Many of the skills necessary for reading comprehension begin to develop during the preschool years and earlier. Early skills that support reading comprehension involve many of the same oral language and listening comprehension skills that young children acquire through interactions with parents and peers at home, during play, in preschool settings, and in the community. During preschool, skills that contribute to the development of language skills lay the groundwork for reading comprehension once the child acquires the ability to read or decode words. Early skills that create a foundation for later reading comprehension include:
- Learning the meanings of new words
- Learning to ask/answer questions during conversations, when listening to stories, and/or during shared book reading times
- Learning to predict or anticipate what might happen next in a social situation or in a story
- Learning to summarize or retell a story or an event to others
There are many opportunities for preschoolers to learn these skills, both at home and in school programs. For instance:
- Ask "why" type questions throughout the day to help teach cause and effect relationships (e.g., Why do you think we need to feed the dog every day? Why do we have houses? Why do we have policemen?)
- Give the child the chance to draw conclusions from different pieces of information (e.g., It's snowing outside and a fire is roaring in the fireplace...what time of the year do you think it is?).
- Ask the child to look at pictures and describe what he or she sees. This provides a good opportunity to draw conclusions based upon details (e.g., If the child describes a picture of children playing, ask whether the children are getting along or not. How can you tell?

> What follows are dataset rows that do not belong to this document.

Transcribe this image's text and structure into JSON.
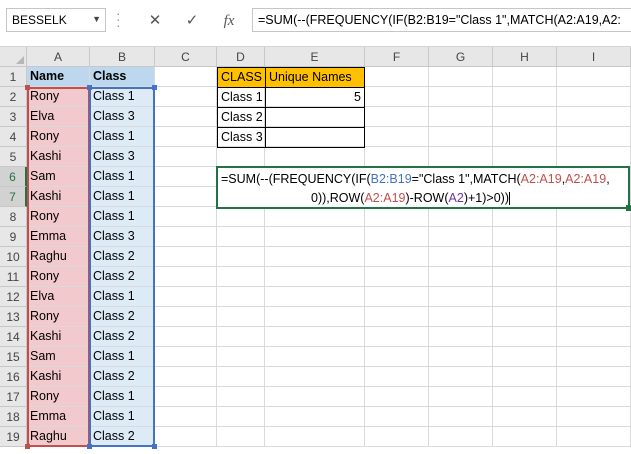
{
  "name_box": {
    "value": "BESSELK"
  },
  "formula_bar": {
    "cancel_icon": "✕",
    "enter_icon": "✓",
    "function_icon": "fx",
    "text": "=SUM(--(FREQUENCY(IF(B2:B19=\"Class 1\",MATCH(A2:A19,A2:"
  },
  "columns": [
    "A",
    "B",
    "C",
    "D",
    "E",
    "F",
    "G",
    "H",
    "I"
  ],
  "rows": [
    "1",
    "2",
    "3",
    "4",
    "5",
    "6",
    "7",
    "8",
    "9",
    "10",
    "11",
    "12",
    "13",
    "14",
    "15",
    "16",
    "17",
    "18",
    "19"
  ],
  "table": {
    "header": {
      "name": "Name",
      "class": "Class"
    },
    "data": [
      {
        "name": "Rony",
        "class": "Class 1"
      },
      {
        "name": "Elva",
        "class": "Class 3"
      },
      {
        "name": "Rony",
        "class": "Class 1"
      },
      {
        "name": "Kashi",
        "class": "Class 3"
      },
      {
        "name": "Sam",
        "class": "Class 1"
      },
      {
        "name": "Kashi",
        "class": "Class 1"
      },
      {
        "name": "Rony",
        "class": "Class 1"
      },
      {
        "name": "Emma",
        "class": "Class 3"
      },
      {
        "name": "Raghu",
        "class": "Class 2"
      },
      {
        "name": "Rony",
        "class": "Class 2"
      },
      {
        "name": "Elva",
        "class": "Class 1"
      },
      {
        "name": "Rony",
        "class": "Class 2"
      },
      {
        "name": "Kashi",
        "class": "Class 2"
      },
      {
        "name": "Sam",
        "class": "Class 1"
      },
      {
        "name": "Kashi",
        "class": "Class 2"
      },
      {
        "name": "Rony",
        "class": "Class 1"
      },
      {
        "name": "Emma",
        "class": "Class 1"
      },
      {
        "name": "Raghu",
        "class": "Class 2"
      }
    ]
  },
  "summary": {
    "header": {
      "class": "CLASS",
      "unique": "Unique Names"
    },
    "rows": [
      {
        "class": "Class 1",
        "unique": "5"
      },
      {
        "class": "Class 2",
        "unique": ""
      },
      {
        "class": "Class 3",
        "unique": ""
      }
    ]
  },
  "editor": {
    "line1": {
      "p1": "=SUM(--(FREQUENCY(IF(",
      "r1": "B2:B19",
      "p2": "=\"Class 1\",MATCH(",
      "r2": "A2:A19",
      "p3": ",",
      "r3": "A2:A19",
      "p4": ","
    },
    "line2": {
      "p1": "0)),ROW(",
      "r1": "A2:A19",
      "p2": ")-ROW(",
      "r2": "A2",
      "p3": ")+1)>0))"
    }
  },
  "colors": {
    "excel_green": "#217346",
    "header_blue": "#bdd7ee",
    "name_pink": "#f2c9cc",
    "class_blue": "#ddebf7",
    "summary_orange": "#ffc000"
  }
}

What activity are they doing?).
- Provide the pre-school child with simple chores and self-care responsibilities. Help the child learn to think through "what to do if...?" situations that may occur during chores or self-care responsibilities (e.g., What should you do if you run out of pet food? What should you do when it rains? What should you do if you have a cold?).
Like all children, preschoolers with Spina Bifida benefit greatly from being read to by their parents and teachers. When reading to a preschool child, it is important to talk about the stories and ask questions about it. Stopping to discuss the story or ask questions is a good way to show the child how to think about what he or she is hearing. It also provides a model for how to be an "active" reader. For instance, pause occasionally while reading and have the child "fill in" missing details or make predictions about what will happen next. However, it is also important to not disrupt the flow of the story too often (which can interfere with comprehension and interest). Rereading short parts of the text to maintain flow and coherence can be helpful.